EHK Chats with Entrepreneur Hugh Bell on his Startup Coco Color
Bell chimes in with advice on building your own business
Bell is no stranger to entrepreneurship. The former software developer left the UK and headed to Hong Kong a decade ago to market and develop Laserpod, a groovy looking laser lamp that saw its heyday in the 1990s. Prior, he had founded two startups in London, a software development company and a social software platform.
He’s now working on his latest project, Coco Color Company. Inspired by his three kids — enthusiasts of coloring and tablets — Bell wanted to combine their interests while helping them develop their motor skills. The result was Coco Color, which can be thought of as a portable coloring set that allows you to color, doodle or sketch in apps and touch screen devices.
Currently patent pending, Bell’s goal is to partner up with other companies ranging from educational to entertainment sectors, as the apparatus is compatible with all touch screen devices.
We asked Bell, who has successfully roped in seed funding in November 2014 to create his product (now undergoing its second prototype) to share with us some tips on starting a new business in Hong Kong.
5 tips on revving up your startup:
1. Show the money to get the money.
Make some deals. Make some transactions. VCs don’t invest in a good idea, they invest in a provable, profitable plan.
Many young entrepreneurs in Hong Kong aren’t sure how VC works, according to Bell, which is why many startups fail to secure funding.
“In Hong Kong, there’s not a lot of VC, because startups are not producing the returns required. VC guys are risk adverse,” says Bell. Thus, he advises startups create a business plan and try to enact it. Once investors see that the startup actually has money making potential, they are more willing to invest.
2. Market by territory.
Seek out how to do business in each specific market.
“Uber has spent a lot of money on PR. But in my opinion, GrabTaxi (Uber’s rival in Southeast Asia) has really done a lot to appeal to the local market. They’re not trying to import a business model directly,” says Bell.
This is especially important in Asia, as customs and practices aren’t one size fits all.
3. Partner with other companies.
Try and make it a business. Be a friend to other companies with big populations.
“True technology allows you to partner up,” says Bell. You also don’t need to look in the same sector to find a partner. Keep your options expansive, and think outside the box.
“Not all startups can be Angry Birds or Alibaba, but you can think about partnerships with bigger companies.”
4. Get involved in the local startup community.

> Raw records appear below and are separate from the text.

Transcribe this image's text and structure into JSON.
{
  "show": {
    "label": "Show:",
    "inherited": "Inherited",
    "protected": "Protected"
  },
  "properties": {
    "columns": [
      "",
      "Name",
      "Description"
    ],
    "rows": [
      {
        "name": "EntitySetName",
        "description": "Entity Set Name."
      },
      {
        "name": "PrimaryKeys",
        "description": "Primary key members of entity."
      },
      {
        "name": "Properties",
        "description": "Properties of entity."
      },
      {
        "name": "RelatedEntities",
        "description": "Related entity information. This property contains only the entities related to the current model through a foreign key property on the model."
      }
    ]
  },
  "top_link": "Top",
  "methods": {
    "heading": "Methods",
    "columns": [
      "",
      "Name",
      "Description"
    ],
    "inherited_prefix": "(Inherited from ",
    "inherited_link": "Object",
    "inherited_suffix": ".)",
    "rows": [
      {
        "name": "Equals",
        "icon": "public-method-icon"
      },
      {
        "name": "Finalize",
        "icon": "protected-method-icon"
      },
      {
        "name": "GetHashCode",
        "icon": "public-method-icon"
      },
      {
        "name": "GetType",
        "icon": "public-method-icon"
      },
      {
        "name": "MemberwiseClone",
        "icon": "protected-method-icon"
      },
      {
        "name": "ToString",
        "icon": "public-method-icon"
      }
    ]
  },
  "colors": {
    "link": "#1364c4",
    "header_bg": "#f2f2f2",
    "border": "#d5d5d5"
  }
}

Last year, Bell was living in Chengdu with his family, a city he found surprisingly bustling with the same startup energy experienced in the early 1990s dot com boom in London. Bell immersed himself in the entrepreneur community, where he was introduced to a potential investor in Hong Kong.
“Initially, I introduced the product to him thinking he had friends or other investors he could introduce me to. Eventually, he liked the product so much, he said, ‘well maybe I’ll invest.’ So he invested. This happened over three coffee meetings,” says Bell.
Immerse yourself fully in the community, because you never know what contacts you’ll make. Having a support network is important. Try to build a network of what Bell calls the “holy trinity of grassroots entrepreneurship” in Asia, comprised of local people, expats and Chinese returnees.
5. Discover your niche.
Sticking to what you know and carving out your niche market is what makes your product or service stand out from others.
Bell was motivated to create something that would appeal to his kids and hopes other parents and educators share similar interests.
“It doesn’t have to appeal to everyone to be successful,” he says.
This interview with Hugh Bell was conducted and condensed by Hannah Leung of EntrepreneurHK (EHK).